--- Data Enclosed Below ---

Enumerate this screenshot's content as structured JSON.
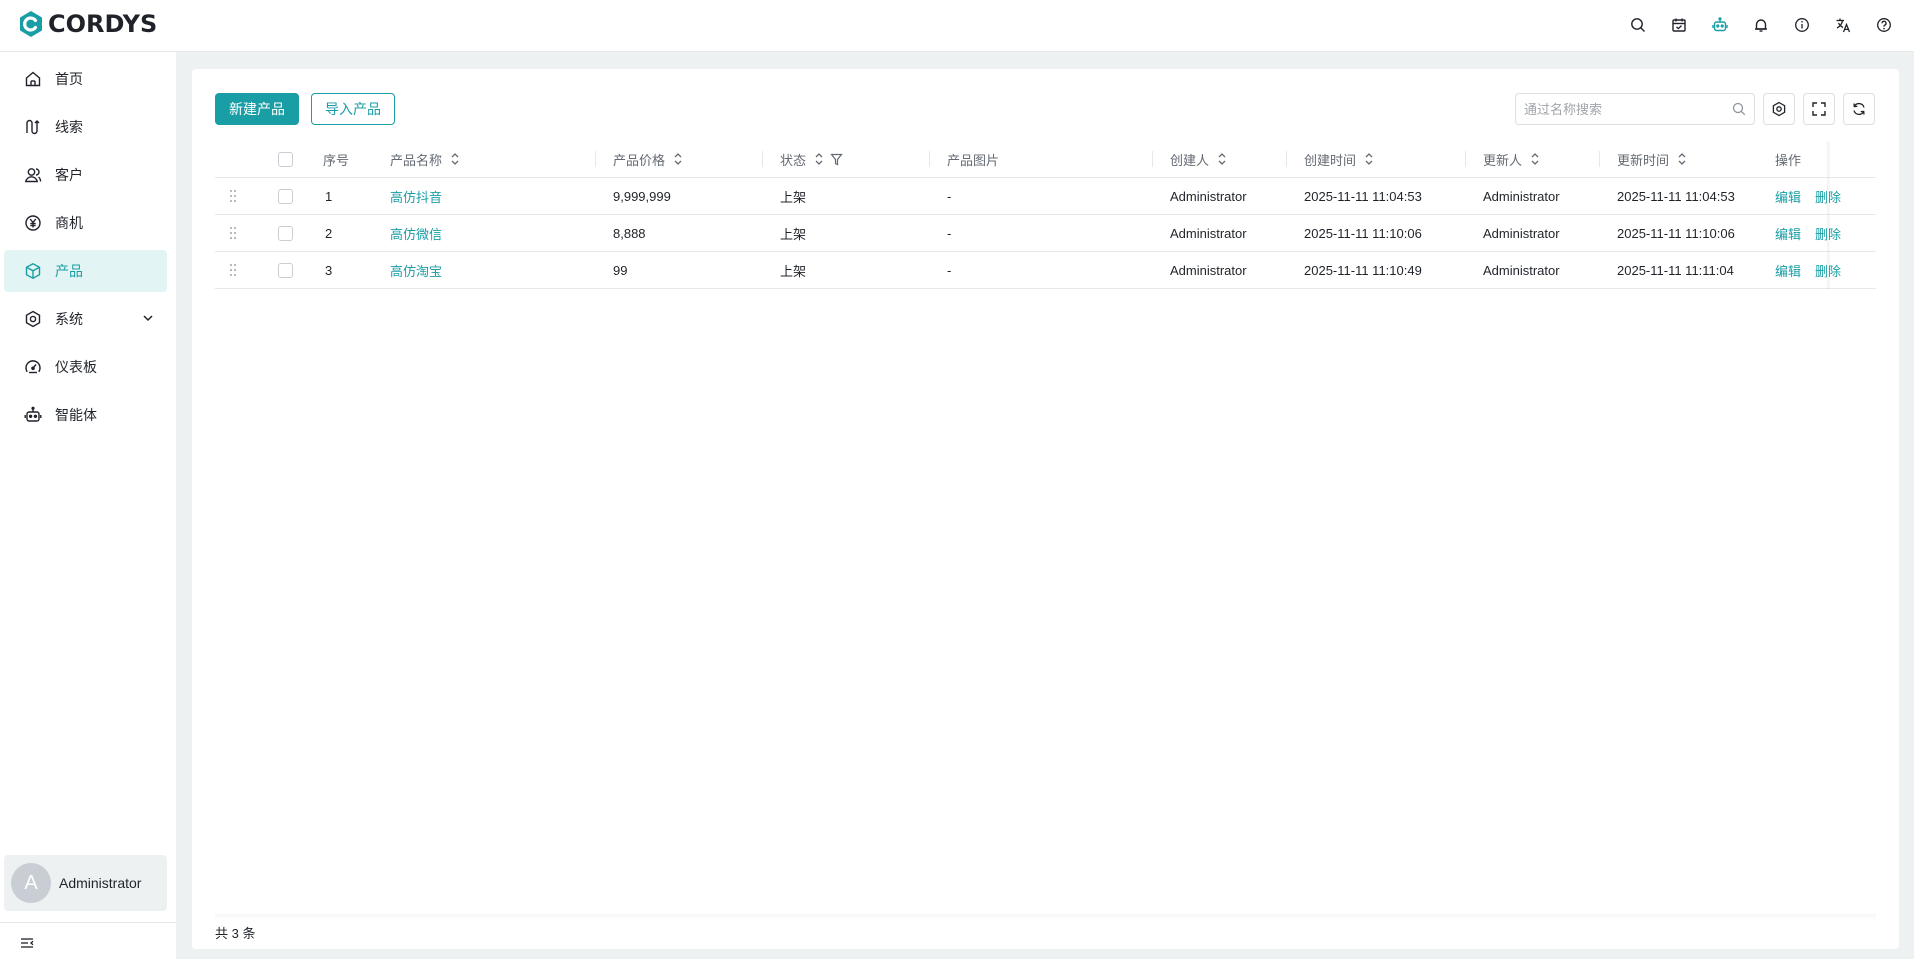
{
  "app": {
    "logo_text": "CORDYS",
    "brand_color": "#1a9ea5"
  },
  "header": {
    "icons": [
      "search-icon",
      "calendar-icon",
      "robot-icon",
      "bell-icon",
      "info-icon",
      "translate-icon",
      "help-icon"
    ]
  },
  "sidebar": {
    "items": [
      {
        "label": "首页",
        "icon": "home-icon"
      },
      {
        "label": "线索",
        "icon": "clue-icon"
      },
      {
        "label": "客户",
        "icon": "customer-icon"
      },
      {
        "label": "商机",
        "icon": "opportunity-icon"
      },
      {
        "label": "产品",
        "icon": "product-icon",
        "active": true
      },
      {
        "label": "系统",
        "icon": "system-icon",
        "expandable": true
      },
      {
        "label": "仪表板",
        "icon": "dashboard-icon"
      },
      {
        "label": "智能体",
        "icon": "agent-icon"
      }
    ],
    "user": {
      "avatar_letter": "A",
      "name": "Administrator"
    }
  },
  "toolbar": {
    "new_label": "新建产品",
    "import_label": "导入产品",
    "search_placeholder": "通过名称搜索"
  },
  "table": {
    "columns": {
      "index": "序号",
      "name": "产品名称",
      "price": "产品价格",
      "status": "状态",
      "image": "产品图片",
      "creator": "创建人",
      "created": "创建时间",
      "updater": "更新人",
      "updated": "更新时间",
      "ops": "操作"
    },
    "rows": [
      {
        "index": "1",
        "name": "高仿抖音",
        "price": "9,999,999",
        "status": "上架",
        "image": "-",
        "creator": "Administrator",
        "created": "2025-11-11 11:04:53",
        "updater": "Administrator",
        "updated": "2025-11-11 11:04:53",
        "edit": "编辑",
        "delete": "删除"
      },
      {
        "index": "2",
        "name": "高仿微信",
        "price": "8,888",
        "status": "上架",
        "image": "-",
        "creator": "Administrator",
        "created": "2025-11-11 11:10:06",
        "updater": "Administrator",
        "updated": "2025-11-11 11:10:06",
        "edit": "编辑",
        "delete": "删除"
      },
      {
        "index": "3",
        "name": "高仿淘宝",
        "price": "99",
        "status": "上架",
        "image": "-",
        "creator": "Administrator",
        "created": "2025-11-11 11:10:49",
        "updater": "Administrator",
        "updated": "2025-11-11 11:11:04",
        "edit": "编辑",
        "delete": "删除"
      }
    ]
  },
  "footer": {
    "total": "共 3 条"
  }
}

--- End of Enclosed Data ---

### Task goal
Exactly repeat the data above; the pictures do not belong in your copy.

### Response below
Enumerate this screenshot's content as structured JSON.
{
  "app": {
    "logo_text": "CORDYS",
    "brand_color": "#1a9ea5"
  },
  "header": {
    "icons": [
      "search-icon",
      "calendar-icon",
      "robot-icon",
      "bell-icon",
      "info-icon",
      "translate-icon",
      "help-icon"
    ]
  },
  "sidebar": {
    "items": [
      {
        "label": "首页",
        "icon": "home-icon"
      },
      {
        "label": "线索",
        "icon": "clue-icon"
      },
      {
        "label": "客户",
        "icon": "customer-icon"
      },
      {
        "label": "商机",
        "icon": "opportunity-icon"
      },
      {
        "label": "产品",
        "icon": "product-icon",
        "active": true
      },
      {
        "label": "系统",
        "icon": "system-icon",
        "expandable": true
      },
      {
        "label": "仪表板",
        "icon": "dashboard-icon"
      },
      {
        "label": "智能体",
        "icon": "agent-icon"
      }
    ],
    "user": {
      "avatar_letter": "A",
      "name": "Administrator"
    }
  },
  "toolbar": {
    "new_label": "新建产品",
    "import_label": "导入产品",
    "search_placeholder": "通过名称搜索"
  },
  "table": {
    "columns": {
      "index": "序号",
      "name": "产品名称",
      "price": "产品价格",
      "status": "状态",
      "image": "产品图片",
      "creator": "创建人",
      "created": "创建时间",
      "updater": "更新人",
      "updated": "更新时间",
      "ops": "操作"
    },
    "rows": [
      {
        "index": "1",
        "name": "高仿抖音",
        "price": "9,999,999",
        "status": "上架",
        "image": "-",
        "creator": "Administrator",
        "created": "2025-11-11 11:04:53",
        "updater": "Administrator",
        "updated": "2025-11-11 11:04:53",
        "edit": "编辑",
        "delete": "删除"
      },
      {
        "index": "2",
        "name": "高仿微信",
        "price": "8,888",
        "status": "上架",
        "image": "-",
        "creator": "Administrator",
        "created": "2025-11-11 11:10:06",
        "updater": "Administrator",
        "updated": "2025-11-11 11:10:06",
        "edit": "编辑",
        "delete": "删除"
      },
      {
        "index": "3",
        "name": "高仿淘宝",
        "price": "99",
        "status": "上架",
        "image": "-",
        "creator": "Administrator",
        "created": "2025-11-11 11:10:49",
        "updater": "Administrator",
        "updated": "2025-11-11 11:11:04",
        "edit": "编辑",
        "delete": "删除"
      }
    ]
  },
  "footer": {
    "total": "共 3 条"
  }
}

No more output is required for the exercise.